Key Areas for Investment
Cattle Genetics - Investments in quality cattle genetics will pay off in heavier calves and calves that may garner a premium. Producers should carefully assess the type and quality of calves they are producing. Managers need to ask questions like: Do the calves fit the market? Do I need more muscling or less frame? Do my bulls have EPD's that meet the standards for the VQA certified feeder calf program?
The other consideration is maintaining a crossbred cowherd. Either develop a planned crossbreeding system or purchase crossbred replacement females. Replacement animals should be purchased from reputable breeders of heifers, and information should be known about service sires. Service sires should be calving ease bulls. Most commercial heifers should be bred to Angus sires with Birth Weight EPD of 2.1 or less.
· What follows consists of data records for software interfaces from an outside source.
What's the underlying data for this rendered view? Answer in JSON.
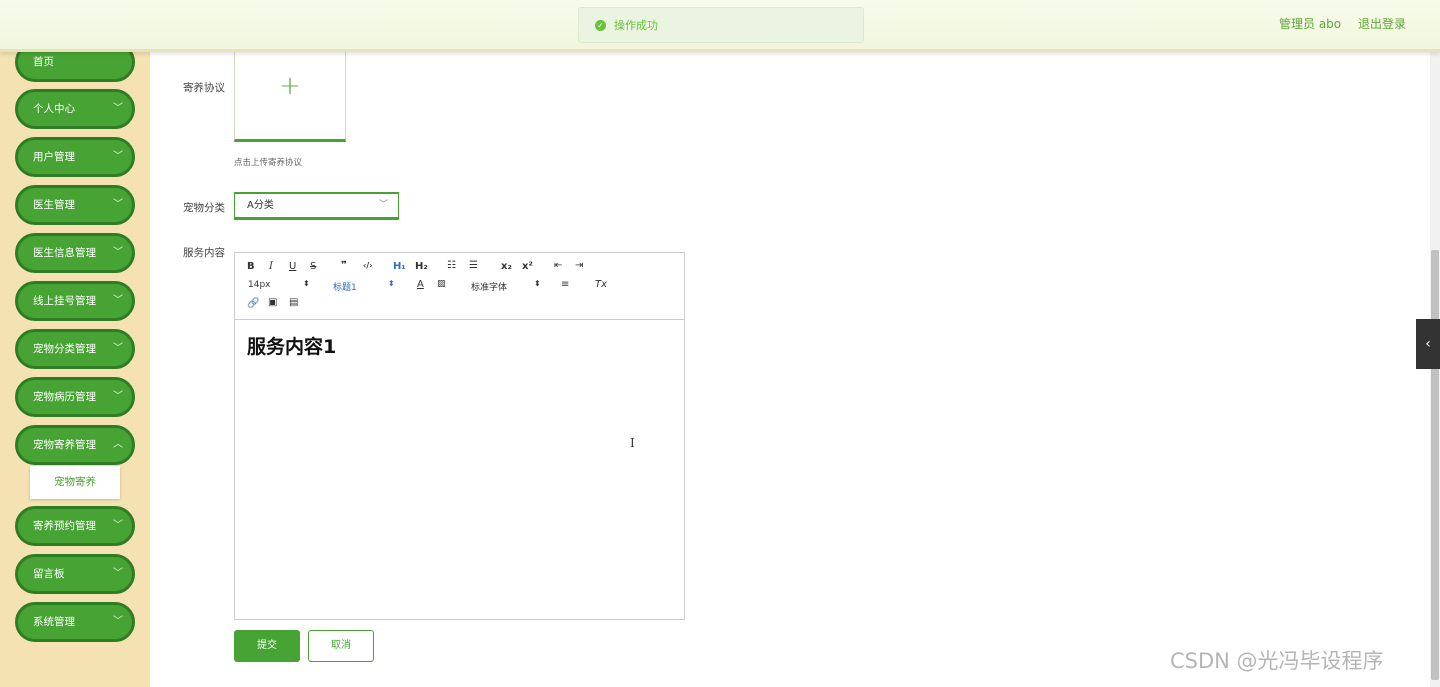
{
  "header": {
    "user_label": "管理员 abo",
    "logout_label": "退出登录"
  },
  "toast": {
    "message": "操作成功",
    "icon": "check-circle-icon"
  },
  "sidebar": {
    "items": [
      {
        "label": "首页"
      },
      {
        "label": "个人中心"
      },
      {
        "label": "用户管理"
      },
      {
        "label": "医生管理"
      },
      {
        "label": "医生信息管理"
      },
      {
        "label": "线上挂号管理"
      },
      {
        "label": "宠物分类管理"
      },
      {
        "label": "宠物病历管理"
      },
      {
        "label": "宠物寄养管理"
      },
      {
        "label": "寄养预约管理"
      },
      {
        "label": "留言板"
      },
      {
        "label": "系统管理"
      }
    ],
    "submenu_label": "宠物寄养"
  },
  "form": {
    "agreement_label": "寄养协议",
    "upload_hint": "点击上传寄养协议",
    "category_label": "宠物分类",
    "category_value": "A分类",
    "content_label": "服务内容",
    "content_text": "服务内容1",
    "submit_label": "提交",
    "cancel_label": "取消"
  },
  "editor": {
    "font_size": "14px",
    "heading": "标题1",
    "font_family": "标准字体"
  },
  "watermark": "CSDN @光冯毕设程序"
}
Information on sires of replacement females is also important to maintaining consistency of the cowherd. Heifers developed through the VA Premium Assured Heifer (VAPAH) program and meeting quality standards to be sold as VAPAH will be bred to calving ease bulls and information on sires and service sires is provided.
Producers should go to sales with a realistic purchase price in mind. There will a tendency for replacement breeding bulls and heifers to sell high this year. Producers should know what price for replacements will be able to cash flow in their operation. In my seven years in Virginia, my observation has been that producers could pay more for the good bulls, but replacement heifer prices have been about where they should be. Over the past 5 years, VAPAH bred females have averaged about $ 950 with a range of $ 750 to $ 1200.
Working Facilities - Improvements to working facilities will enable producers to more easily perform routine health management procedures such as vaccination, castration, deworming and implanting. All these procedures should result in healthier calves that gain weight more rapidly. In addition, being able to vaccinate calves according to the VQA health program is the first step to being able to market calves in this value-added program. Premiums for calves sold VQA (1996-2002) have been $15 to $30 per head over the special graded feeder calf sales.
Investments in facilities should focus on repairs and upgrades that will make cattle handling faster, safer and easier. A good quality headgate is a good place to start if you don't have one. Squeeze chutes are nice if you work a lot of cattle or do freeze branding, but a squeeze chute may be more than the 30 cow herd needs. There are many good commercially available headgates, squeeze chute and sweep tubs. Holding and gathering pens should also be upgraded if needed. Sturdy pens made from locally available materials will be the most economical.
Before making upgrades to your facilities take a critical look at them. Get some advice on the changes you need to make from your County Extension Agent or an experienced producer. Some good ideas and plans are available through The Midwest Plan Service, North Dakota State University or Dr. Temple Grandin's web site.
Feed storage - A long-term investment that brings immediate payback is feed storage systems. Most beef operations in Virginia could benefit from building a hay shed or buying heavy duty hay tarps. Research clearly indicates that 20 to 30% of all round bales stored outside are damaged or refused by cattle. Materials for a good hay shed will cost only a few thousand dollars where as hay tarps will cost a few hundred.
Larger operations may want to consider building a commodity shed. These sheds are designed to hold tractor trailer load volumes of alternative feeds such as corn gluten, brewers grains, soy hulls etc. Plans are available through you county extension office.
Fencing and water - Upgrading water systems and fence so more land can be grazed is a good investment. Grazing cows costs only 1/3 to 2/3 as much as feeding hay. Properly managed grazing can increase calf weight gains and cow reproductive performance.
Fencing and water systems need not be expensive. Three to four strands of high tensile electric fence will be sufficient for most cattle operations. Field staff from NRCS can advise you on water system options. Some cost share monies may be available for water systems.
Making investments in the cattle operation is always a trade off. Most of us want or could use a new pickup or tractor, but investing wisely in areas of the beef operation that can improve profitability may be the better option.